::: Given data :::

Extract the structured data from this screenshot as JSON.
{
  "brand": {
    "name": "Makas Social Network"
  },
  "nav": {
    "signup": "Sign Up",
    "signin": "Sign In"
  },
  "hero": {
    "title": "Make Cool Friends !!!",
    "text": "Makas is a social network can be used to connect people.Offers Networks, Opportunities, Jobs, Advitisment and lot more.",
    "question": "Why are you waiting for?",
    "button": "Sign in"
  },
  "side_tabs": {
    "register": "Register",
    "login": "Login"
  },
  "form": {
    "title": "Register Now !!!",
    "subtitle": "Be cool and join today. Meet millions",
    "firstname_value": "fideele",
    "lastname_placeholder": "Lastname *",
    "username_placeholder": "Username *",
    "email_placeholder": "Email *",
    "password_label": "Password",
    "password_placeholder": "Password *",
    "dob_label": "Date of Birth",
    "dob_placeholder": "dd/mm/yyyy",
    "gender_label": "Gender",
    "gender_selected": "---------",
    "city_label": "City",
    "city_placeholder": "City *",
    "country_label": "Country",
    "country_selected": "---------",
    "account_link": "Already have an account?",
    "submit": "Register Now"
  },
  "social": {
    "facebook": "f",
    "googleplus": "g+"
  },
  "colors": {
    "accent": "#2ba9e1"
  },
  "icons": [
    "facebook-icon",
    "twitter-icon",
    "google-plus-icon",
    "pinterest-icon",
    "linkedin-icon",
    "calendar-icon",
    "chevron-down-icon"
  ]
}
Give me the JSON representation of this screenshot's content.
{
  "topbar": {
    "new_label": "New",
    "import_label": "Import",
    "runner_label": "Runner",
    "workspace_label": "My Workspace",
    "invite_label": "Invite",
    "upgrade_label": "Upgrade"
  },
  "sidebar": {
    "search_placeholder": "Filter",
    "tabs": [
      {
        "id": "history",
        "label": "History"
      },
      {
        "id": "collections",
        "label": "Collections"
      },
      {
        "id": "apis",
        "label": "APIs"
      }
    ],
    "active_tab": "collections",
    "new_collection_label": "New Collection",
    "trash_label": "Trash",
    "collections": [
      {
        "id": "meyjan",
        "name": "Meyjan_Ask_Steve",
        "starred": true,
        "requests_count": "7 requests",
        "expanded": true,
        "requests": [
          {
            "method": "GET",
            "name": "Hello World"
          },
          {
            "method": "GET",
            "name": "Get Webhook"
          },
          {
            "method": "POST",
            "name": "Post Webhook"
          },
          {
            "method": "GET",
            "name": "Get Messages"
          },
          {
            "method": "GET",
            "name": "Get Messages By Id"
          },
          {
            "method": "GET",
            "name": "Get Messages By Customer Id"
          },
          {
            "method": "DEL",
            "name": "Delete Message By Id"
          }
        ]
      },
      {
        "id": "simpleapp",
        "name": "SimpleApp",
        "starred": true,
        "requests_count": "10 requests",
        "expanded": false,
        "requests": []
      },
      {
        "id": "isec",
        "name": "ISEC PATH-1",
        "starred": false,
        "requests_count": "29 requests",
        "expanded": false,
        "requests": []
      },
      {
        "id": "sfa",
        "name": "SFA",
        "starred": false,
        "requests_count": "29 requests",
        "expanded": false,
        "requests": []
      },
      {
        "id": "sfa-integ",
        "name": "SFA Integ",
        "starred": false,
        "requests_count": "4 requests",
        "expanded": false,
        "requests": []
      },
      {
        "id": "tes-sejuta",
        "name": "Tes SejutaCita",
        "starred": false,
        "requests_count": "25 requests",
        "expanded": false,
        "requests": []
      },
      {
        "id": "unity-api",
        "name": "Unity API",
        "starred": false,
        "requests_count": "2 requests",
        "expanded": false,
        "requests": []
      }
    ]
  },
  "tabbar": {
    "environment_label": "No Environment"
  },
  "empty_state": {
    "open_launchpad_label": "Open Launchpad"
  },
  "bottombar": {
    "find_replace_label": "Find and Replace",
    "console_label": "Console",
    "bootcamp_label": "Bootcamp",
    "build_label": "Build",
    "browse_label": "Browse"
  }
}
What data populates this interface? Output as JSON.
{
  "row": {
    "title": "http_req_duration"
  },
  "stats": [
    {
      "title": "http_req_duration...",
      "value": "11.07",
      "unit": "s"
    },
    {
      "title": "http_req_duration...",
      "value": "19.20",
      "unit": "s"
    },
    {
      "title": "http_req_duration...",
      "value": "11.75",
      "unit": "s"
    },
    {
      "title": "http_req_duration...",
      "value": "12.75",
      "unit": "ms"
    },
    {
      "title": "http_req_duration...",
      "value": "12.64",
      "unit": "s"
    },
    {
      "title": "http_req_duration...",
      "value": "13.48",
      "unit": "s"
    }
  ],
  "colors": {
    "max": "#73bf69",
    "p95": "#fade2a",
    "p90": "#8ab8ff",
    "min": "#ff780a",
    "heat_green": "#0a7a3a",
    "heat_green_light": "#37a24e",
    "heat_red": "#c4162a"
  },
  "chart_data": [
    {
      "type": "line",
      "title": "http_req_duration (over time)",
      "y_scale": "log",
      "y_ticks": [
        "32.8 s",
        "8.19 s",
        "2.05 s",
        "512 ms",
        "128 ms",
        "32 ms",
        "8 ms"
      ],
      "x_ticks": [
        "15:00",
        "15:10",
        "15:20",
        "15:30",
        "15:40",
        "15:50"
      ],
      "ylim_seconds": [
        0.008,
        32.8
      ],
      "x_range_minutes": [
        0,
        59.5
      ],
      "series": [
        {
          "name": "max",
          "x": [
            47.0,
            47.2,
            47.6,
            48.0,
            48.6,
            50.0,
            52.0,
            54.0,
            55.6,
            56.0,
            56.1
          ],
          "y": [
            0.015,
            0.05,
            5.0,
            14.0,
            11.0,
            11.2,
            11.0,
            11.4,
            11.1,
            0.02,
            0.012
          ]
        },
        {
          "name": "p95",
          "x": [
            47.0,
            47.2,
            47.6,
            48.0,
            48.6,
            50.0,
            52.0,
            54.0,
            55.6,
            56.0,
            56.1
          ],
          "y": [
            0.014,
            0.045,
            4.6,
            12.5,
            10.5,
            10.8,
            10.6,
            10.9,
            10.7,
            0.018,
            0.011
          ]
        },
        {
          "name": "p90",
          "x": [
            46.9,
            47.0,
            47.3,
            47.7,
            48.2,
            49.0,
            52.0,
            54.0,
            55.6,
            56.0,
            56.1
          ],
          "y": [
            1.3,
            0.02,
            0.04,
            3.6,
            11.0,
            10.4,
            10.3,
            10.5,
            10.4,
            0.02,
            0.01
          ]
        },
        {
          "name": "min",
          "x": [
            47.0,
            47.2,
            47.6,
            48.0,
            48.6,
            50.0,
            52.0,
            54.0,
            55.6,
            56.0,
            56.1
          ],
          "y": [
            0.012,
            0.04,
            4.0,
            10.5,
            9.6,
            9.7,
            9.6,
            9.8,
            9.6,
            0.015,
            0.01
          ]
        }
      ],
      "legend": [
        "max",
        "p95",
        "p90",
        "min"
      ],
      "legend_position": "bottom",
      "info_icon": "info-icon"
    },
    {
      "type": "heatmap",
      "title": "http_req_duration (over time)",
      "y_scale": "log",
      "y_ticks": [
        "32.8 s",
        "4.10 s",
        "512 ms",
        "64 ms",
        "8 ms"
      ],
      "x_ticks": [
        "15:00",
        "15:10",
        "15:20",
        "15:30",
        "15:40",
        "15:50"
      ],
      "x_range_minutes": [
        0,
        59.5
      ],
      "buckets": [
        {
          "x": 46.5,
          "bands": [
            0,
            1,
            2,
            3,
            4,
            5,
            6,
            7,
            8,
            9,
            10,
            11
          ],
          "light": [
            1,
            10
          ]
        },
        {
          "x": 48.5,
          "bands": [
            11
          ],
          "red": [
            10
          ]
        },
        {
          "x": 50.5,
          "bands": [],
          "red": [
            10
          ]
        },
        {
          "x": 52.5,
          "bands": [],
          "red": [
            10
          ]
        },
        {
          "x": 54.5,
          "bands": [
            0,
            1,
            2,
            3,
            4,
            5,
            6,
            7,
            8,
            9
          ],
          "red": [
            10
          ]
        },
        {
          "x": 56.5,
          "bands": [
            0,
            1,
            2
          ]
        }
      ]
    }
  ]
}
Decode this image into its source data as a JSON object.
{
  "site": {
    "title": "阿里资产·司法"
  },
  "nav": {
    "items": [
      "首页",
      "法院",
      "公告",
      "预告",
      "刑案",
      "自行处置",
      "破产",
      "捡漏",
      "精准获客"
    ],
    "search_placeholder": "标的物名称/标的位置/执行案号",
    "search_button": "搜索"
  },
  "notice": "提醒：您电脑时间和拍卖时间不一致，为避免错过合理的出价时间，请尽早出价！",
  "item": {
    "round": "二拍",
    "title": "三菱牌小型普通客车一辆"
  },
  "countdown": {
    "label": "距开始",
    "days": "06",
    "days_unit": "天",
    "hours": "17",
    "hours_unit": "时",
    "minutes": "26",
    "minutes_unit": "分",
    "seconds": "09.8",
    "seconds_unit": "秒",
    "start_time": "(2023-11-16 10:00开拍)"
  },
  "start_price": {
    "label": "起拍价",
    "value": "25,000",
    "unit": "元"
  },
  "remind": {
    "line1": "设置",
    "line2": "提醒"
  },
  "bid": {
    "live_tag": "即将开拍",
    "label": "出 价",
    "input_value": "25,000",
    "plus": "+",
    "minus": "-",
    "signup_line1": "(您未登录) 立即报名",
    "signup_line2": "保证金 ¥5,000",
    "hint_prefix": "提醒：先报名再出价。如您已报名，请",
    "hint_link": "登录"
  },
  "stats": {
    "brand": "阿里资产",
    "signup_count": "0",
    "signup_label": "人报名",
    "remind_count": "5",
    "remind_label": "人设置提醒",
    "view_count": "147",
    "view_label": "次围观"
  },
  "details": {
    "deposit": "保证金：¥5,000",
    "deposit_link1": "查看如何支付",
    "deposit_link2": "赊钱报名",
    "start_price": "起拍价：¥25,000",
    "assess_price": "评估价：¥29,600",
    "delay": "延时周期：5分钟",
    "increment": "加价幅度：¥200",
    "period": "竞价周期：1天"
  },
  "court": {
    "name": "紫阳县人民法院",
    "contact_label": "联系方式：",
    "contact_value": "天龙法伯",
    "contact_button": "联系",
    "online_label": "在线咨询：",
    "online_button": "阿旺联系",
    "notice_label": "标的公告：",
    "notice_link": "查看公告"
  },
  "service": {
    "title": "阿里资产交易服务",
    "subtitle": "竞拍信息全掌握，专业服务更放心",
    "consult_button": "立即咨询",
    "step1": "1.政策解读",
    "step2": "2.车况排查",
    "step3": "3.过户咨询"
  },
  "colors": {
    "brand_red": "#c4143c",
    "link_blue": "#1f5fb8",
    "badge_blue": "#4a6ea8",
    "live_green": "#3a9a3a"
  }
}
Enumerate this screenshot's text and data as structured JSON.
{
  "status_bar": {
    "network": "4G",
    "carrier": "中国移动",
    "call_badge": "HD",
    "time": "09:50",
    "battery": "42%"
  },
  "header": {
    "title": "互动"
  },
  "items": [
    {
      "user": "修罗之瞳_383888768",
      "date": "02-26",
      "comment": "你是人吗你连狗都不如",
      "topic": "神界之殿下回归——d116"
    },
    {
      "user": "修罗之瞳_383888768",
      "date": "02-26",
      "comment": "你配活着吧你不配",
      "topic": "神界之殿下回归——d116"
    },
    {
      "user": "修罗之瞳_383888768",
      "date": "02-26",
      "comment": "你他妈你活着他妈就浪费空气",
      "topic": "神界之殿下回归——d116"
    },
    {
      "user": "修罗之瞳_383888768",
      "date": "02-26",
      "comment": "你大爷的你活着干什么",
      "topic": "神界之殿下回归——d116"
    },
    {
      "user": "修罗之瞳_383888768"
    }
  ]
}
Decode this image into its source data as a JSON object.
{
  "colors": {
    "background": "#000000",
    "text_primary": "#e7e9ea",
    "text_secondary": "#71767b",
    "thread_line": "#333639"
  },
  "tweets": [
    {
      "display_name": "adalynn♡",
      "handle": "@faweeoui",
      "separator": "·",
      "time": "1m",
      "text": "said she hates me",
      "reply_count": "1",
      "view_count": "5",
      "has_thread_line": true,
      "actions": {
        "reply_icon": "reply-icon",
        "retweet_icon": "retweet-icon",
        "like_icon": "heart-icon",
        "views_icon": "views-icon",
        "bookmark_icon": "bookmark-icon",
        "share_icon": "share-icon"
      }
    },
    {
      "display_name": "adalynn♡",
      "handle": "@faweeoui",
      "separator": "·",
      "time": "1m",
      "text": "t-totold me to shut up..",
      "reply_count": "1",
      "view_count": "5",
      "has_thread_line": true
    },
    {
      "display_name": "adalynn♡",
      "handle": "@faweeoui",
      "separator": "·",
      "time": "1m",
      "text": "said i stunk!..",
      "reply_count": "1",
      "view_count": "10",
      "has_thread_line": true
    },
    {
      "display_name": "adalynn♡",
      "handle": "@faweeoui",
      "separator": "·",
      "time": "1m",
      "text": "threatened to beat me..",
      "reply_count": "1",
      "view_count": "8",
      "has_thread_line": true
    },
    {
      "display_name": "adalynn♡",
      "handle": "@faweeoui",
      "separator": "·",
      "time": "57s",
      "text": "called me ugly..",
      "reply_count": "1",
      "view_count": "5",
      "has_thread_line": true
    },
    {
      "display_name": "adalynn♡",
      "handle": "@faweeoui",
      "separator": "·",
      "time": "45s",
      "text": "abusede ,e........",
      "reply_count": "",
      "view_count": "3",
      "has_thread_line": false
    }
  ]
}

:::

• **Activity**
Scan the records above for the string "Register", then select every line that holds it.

• **Output for this task**
    "register": "Register",
    "title": "Register Now !!!",
    "submit": "Register Now"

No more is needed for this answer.